Investors Shell shocked after profits fall 60pc

Suzie Neuwirth

ROYAL Dutch Shell’s share price plunged yesterday after second-quarter results missed expectations due to rising costs, oil theft in Nigeria and weak US shale liquid production.

The oil giant’s profits fell 60 per cent over the quarter to $2.39bn (£1.57bn).

Both tranches of Shell shares fell five per cent during the day’s trading, closing around 4.5 per cent lower.

Excluding one-off charges – mostly a $2.2bn impairment for Shell’s North American shale portfolio – earnings fell 20 per cent to $4.6bn, below analysts’ forecasts of a similar figure to last year.

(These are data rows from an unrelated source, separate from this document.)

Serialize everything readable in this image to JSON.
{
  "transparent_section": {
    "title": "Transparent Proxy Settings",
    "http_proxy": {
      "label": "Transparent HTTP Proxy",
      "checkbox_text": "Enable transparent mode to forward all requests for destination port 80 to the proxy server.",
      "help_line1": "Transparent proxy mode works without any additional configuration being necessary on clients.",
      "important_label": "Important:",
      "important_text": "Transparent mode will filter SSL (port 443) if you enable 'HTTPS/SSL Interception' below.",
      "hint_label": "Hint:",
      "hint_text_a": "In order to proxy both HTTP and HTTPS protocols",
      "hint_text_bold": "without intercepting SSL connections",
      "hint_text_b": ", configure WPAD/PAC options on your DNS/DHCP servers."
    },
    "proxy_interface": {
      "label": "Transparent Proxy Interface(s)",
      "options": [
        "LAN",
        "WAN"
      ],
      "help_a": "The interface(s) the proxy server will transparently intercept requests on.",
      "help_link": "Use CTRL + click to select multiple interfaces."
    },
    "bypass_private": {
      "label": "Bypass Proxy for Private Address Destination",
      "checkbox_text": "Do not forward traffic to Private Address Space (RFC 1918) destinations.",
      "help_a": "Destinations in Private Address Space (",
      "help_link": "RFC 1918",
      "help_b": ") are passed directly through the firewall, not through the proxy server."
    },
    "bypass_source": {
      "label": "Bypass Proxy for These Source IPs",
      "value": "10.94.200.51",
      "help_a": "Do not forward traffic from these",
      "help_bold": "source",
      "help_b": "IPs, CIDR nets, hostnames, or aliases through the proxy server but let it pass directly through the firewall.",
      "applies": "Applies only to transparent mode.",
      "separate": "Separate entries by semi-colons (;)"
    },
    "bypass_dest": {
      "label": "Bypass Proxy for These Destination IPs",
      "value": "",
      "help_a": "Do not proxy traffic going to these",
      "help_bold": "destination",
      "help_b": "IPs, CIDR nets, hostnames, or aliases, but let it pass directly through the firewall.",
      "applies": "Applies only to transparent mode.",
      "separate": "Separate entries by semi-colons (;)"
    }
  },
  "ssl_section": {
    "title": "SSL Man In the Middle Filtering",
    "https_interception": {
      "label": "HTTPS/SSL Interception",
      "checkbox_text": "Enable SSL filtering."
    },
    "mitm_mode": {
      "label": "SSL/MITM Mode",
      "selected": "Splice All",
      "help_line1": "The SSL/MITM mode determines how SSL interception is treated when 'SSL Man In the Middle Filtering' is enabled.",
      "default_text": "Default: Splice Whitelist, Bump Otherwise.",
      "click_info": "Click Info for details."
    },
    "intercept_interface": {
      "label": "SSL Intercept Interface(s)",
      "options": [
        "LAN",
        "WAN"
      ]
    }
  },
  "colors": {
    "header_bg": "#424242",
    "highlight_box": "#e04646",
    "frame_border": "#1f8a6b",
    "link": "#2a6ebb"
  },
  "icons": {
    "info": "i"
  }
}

Some shale assets are now under review, which will lead to divestments and a refocusing of investment into fewer plays, Shell said in its statement.

The FTSE 100-listed firm said it had taken a $700m hit for Nigeria thefts and other issues in the country – which it said cost Nigeria itself $12bn a year – and for the tax impact of a weakening Australian dollar. Shell has put more of its Niger Delta activities up for sale. “Higher costs, exploration charges, adverse currency exchange rate effects and challenges in Nigeria have hit our bottom line,” said chief executive Peter Voser, who steps down at the end of this year.

“These results were undermined by a number of factors – but they were clearly disappointing for Shell”.

Shell has abandoned its 2017-18 production target of 4m barrels of oil per day but has maintained its target of $175bn-$200bn of cash flow from operations for the period 2012 to 2015.

Shell announced a second-quarter dividend of $0.45 per share, an increase of five per cent year-on-year.